After ending his career, Millen became the colour commentator on television broadcasts for the expansion Ottawa Senators. During his eleven seasons affiliated with the Senators, his play-by-play partners included Don Chevrier, Rob Faulds, and Dean Brown. He also paired with Chevrier as the lead broadcasting team for CTV's ice hockey coverage at the 1994 Winter Olympics.
Beginning in the 1995 season, he joined the CBC's Hockey Night in Canada. After a year with CTV Sportsnet, he rejoined HNIC in 1999–2000 as the colour commentator of the network's secondary broadcast team, first paired with Chris Cuthbert and then Jim Hughson, mostly covering the second game of weekly doubleheader and three playoff rounds. He was promoted to the lead team in 2007, working alongside Bob Cole.
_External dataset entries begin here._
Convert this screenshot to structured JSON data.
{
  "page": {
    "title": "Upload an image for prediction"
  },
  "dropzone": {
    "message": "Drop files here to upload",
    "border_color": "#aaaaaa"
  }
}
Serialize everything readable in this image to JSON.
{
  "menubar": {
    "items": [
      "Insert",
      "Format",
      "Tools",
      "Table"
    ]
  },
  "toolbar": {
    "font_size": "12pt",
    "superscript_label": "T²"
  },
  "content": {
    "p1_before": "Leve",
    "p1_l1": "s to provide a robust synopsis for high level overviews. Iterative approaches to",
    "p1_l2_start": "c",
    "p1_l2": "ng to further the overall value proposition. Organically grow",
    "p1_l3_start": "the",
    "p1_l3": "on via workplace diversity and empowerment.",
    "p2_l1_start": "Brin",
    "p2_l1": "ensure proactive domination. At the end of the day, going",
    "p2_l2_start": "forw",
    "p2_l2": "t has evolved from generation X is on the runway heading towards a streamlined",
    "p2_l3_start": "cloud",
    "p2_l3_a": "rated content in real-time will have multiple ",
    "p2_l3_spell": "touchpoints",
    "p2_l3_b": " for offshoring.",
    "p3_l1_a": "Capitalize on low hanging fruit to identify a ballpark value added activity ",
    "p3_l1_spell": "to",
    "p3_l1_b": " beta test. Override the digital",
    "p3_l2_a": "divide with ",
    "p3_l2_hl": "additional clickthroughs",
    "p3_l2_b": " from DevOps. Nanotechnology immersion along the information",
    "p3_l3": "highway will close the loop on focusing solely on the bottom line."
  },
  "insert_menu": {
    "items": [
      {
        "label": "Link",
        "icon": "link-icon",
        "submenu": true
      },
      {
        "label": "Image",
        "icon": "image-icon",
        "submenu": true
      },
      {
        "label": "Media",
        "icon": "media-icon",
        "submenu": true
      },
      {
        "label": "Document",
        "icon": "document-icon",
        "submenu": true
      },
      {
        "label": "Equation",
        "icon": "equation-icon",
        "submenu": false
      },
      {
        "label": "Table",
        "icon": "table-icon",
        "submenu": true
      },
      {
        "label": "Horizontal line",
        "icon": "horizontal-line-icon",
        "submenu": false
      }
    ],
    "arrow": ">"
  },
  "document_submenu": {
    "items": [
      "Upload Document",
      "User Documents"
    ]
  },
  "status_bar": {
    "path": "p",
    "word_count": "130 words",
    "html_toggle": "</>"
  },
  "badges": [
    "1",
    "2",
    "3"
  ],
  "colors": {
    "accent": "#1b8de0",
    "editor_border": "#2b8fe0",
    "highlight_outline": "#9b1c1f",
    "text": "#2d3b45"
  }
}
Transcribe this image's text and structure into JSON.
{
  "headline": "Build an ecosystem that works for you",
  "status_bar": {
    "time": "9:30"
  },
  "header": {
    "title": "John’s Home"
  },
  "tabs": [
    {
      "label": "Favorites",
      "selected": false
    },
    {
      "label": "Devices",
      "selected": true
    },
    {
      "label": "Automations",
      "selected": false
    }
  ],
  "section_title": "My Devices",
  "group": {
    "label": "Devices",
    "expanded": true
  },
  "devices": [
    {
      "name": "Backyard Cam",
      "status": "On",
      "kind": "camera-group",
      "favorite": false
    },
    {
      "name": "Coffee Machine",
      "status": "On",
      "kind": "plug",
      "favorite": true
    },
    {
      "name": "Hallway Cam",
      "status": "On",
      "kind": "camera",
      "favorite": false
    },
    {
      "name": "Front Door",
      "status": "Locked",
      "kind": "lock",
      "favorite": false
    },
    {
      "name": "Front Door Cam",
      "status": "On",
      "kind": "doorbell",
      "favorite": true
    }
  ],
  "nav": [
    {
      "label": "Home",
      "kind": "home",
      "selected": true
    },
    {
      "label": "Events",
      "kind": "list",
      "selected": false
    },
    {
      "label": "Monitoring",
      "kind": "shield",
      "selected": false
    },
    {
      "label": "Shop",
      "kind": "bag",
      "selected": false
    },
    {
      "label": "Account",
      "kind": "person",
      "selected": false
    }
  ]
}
In this role he worked on CBC's coverage of the 2007 and 2008 Stanley Cup Finals.
In 2005, he moved from the Senators to the Maple Leafs local broadcast team, and in 2007 he became the Leafs' lead television colour commentator, working alongside Joe Bowen on Sportsnet Ontario and Leafs TV.
As of 2014 he works exclusively for Rogers Communications, both on telecasts that are part of the national television contract under the Hockey Night in Canada, Rogers Hometown Hockey or Scotiabank Wednesday Night Hockey banners, and on the half of the Maple Leafs regional package that appears on Sportsnet Ontario.
Millen's son Charlie is currently a goaltender for the Orlando Solar Bears.
Regular season and playoffs
|1977–78||Sault Ste. Marie Greyhounds||OMJHL||25||1469||105||1||4.29||13||774||61||0||4.73|
|1984–85||St. Louis Blues||NHL||10||2||7||1||607||35||0||3.46||.870||1||0||1||60||2||0||2.00||.943|
|1985–86||St. Louis Blues||NHL||36||14||16||6||2168||129||1||3.57||.886||10||6||3||586||29||0||2.97||.911|
|1986–87||St. Louis Blues||NHL||42||15||18||9||2482||146||0||3.53||.873||4||1||3||250||10||0||2.40||.918|
|1987–88||St. Louis Blues||NHL||48||21||19||7||2854||167||1||3.51||.880||10||5||5||600||38||0||3.80||.849|
|1988–89||St. Louis Blues||NHL||52||22||20||7||3019||170||6||3.38||.880||10||5||5||649||34||0||3.14||.890|
|1989–90||St. Louis Blues||NHL||21||11||7||3||1245||61||1||2.94||.890||—||—||—||—||—||—||—||—|
|1991–92||San Diego Gulls||IHL||5||2||3||0||296||20||0||4.05||—||—||—||—||—||—||—||—|
|1991–92||Detroit Red Wings||NHL||10||3||2||3||487||22||0||2.71||.896||—||—||—||—||—||—||—||—|
- "Pee-Wee players who have reached NHL or WHA" (PDF). Quebec International Pee-Wee Hockey Tournament. 2018. Retrieved January 8, 2019.